On election night, I wept. As the returns came in and the inevitability of this came into focus, I curled up under my covers and wept those deep sobs that shake your body and your core. I wasn’t just crying because my candidate lost – I’m a Democrat, I’ve been there before. I wasn’t even crying because it was a candidate that I was particularly fond of. I wept for the loss of a female holding the highest office. I wept for the reality that a man who brags about sexual assault was going to be the Commander in Chief. I wept because I knew how hard it was going to be to explain the election results to my daughter when she woke up; she was a huge fan of Clinton’s and that was going to be a tough conversation. I wept for my lost hope in what a Clinton administration would be like. I hid while my husband tried to comfort me, and for hours I wept.
As the Trump transition team started to release names of his Cabinet picks, I went from weeping to anger. There are men and women who could fill these positions whose beliefs I don’t share. He, however, wasn’t picking any of them. Rather, the only qualification that anyone seemed to need was a large bank account and willingness to send some of it his way. I was angry for all the kids who were learning that if they didn’t have big money, they weren’t going to matter as adults. Children were seeing in action that money matters more than capability. I was angry for the poor kid with a brilliant mind who feels even further away from reaching their potential. That anger fueled me making sure that I knew what was happening in the country and making sure that my phone calls and letters expressing my displeasure were made.

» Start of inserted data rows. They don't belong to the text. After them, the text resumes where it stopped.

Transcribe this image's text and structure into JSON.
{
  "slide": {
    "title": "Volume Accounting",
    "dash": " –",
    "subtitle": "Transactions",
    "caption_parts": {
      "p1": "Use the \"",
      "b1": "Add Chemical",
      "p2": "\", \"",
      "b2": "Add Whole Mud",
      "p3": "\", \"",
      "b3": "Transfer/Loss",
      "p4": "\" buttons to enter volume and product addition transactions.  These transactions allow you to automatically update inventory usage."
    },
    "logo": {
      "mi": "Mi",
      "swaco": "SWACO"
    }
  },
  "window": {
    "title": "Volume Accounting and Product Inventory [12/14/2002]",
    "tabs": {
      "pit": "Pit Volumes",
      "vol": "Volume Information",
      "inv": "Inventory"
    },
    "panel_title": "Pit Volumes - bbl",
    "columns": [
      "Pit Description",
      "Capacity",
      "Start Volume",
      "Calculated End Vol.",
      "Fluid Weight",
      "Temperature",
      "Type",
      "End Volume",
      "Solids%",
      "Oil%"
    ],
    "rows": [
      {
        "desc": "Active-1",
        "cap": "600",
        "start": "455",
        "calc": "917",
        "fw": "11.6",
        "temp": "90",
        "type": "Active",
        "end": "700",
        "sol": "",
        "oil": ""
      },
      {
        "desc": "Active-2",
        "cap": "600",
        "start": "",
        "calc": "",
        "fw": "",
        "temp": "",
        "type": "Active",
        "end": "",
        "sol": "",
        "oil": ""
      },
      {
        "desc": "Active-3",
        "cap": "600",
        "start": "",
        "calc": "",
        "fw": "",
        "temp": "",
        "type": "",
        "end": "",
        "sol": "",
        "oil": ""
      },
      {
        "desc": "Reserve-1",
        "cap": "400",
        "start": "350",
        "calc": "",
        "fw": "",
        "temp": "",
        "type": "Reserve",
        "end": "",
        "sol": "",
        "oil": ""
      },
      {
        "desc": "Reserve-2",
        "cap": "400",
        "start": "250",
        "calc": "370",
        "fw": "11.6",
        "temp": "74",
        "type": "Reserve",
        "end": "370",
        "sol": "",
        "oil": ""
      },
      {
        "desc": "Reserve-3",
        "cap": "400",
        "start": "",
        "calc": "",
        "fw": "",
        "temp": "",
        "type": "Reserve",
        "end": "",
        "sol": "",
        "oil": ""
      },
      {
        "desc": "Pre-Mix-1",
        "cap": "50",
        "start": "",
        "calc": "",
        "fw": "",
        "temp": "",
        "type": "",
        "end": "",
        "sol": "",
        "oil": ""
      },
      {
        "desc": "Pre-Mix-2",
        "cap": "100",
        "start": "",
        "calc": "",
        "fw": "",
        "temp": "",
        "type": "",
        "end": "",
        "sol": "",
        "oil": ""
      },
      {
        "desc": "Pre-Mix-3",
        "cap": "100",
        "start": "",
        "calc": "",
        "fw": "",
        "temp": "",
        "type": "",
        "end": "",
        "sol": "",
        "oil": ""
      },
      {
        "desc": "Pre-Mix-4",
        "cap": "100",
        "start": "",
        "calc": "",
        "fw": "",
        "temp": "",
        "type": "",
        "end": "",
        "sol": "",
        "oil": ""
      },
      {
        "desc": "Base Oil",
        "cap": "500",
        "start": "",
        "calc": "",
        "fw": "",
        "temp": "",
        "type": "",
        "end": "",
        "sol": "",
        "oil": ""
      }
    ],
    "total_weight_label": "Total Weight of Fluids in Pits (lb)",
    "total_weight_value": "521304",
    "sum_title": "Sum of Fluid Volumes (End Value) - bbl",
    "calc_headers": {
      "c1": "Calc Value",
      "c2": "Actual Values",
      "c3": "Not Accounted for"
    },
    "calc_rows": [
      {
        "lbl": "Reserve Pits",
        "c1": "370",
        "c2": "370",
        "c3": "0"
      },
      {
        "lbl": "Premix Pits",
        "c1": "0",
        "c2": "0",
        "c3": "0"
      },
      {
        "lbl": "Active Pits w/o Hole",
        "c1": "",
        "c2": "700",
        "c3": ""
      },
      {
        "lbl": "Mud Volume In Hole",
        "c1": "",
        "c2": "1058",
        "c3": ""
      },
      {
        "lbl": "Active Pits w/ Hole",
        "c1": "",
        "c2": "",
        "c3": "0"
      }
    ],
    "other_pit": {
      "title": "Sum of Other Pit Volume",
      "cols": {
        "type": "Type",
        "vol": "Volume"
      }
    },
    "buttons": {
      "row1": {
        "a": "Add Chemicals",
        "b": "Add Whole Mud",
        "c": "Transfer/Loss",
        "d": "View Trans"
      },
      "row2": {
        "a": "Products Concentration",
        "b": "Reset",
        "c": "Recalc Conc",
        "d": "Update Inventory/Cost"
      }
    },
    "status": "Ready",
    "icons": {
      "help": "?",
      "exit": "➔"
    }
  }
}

When the executive orders started to be signed, I went from angry to incandescent. How dare he say that people who are Green Card holders can’t come back into the country? How DARE he say that people who have been vetted and have been contributing to America for years aren’t welcome here. The wall between us and Mexico is going to hurt far more than it will help. Executive order after executive order (and the rumored ones coming up that both hurt the LGBTQA+ community and saying that the Department of Defense will get to contribute to our education policies) were so against the America that my parents and grandparents had taught me to love and respect that it just lit me up. My husband seemed to start to judge my rage to see if even talking to me about news was a good idea. He was hearing me writing at all hours of the night and muttering about the state of our nation while I cooked dinner. “This isn’t us” I kept saying.
The firing of the assistant Attorney General for saying she wouldn’t uphold the ban on immigration was the final straw for me. I no longer am weeping and I’m no longer a ball of anger or rage. I am still fighting and I calling and I am protesting and I am not giving up no matter how bad it gets. However, I realized tonight what I’m now doing. I’m mourning. I’m mourning for the American ideals that I love so dearly. I’m mourning for the independent judiciary that my grandfather always said was the most important branch of the government (granted, he was a federal judge so he was biased). I’m mourning for Lady Liberty who no longer is welcoming the world’s tired, poor and huddled masses yearning to breathe free. She’s now just trying to figure out how to get through yet one more day. I’ll keep fighting because I don’t know how to stop and it’s too important to give up but my fight now is a mournful one. I don’t know if America will ever come back from this dark time and be whole again and even if it does it will always feel the scar; it will always feel this division somewhere in its soul. Institutional memory isn’t always a good thing. But through the weeping and the anger and the mourning, I have one thing that’s always been there. One thing that’s driving the phone calls and the letters. One thing that motivates me. Hope. I hope and, as Andy Dufresne would say, that’s a good thing. I can only hope that the hope gets me from mourning to regrowth.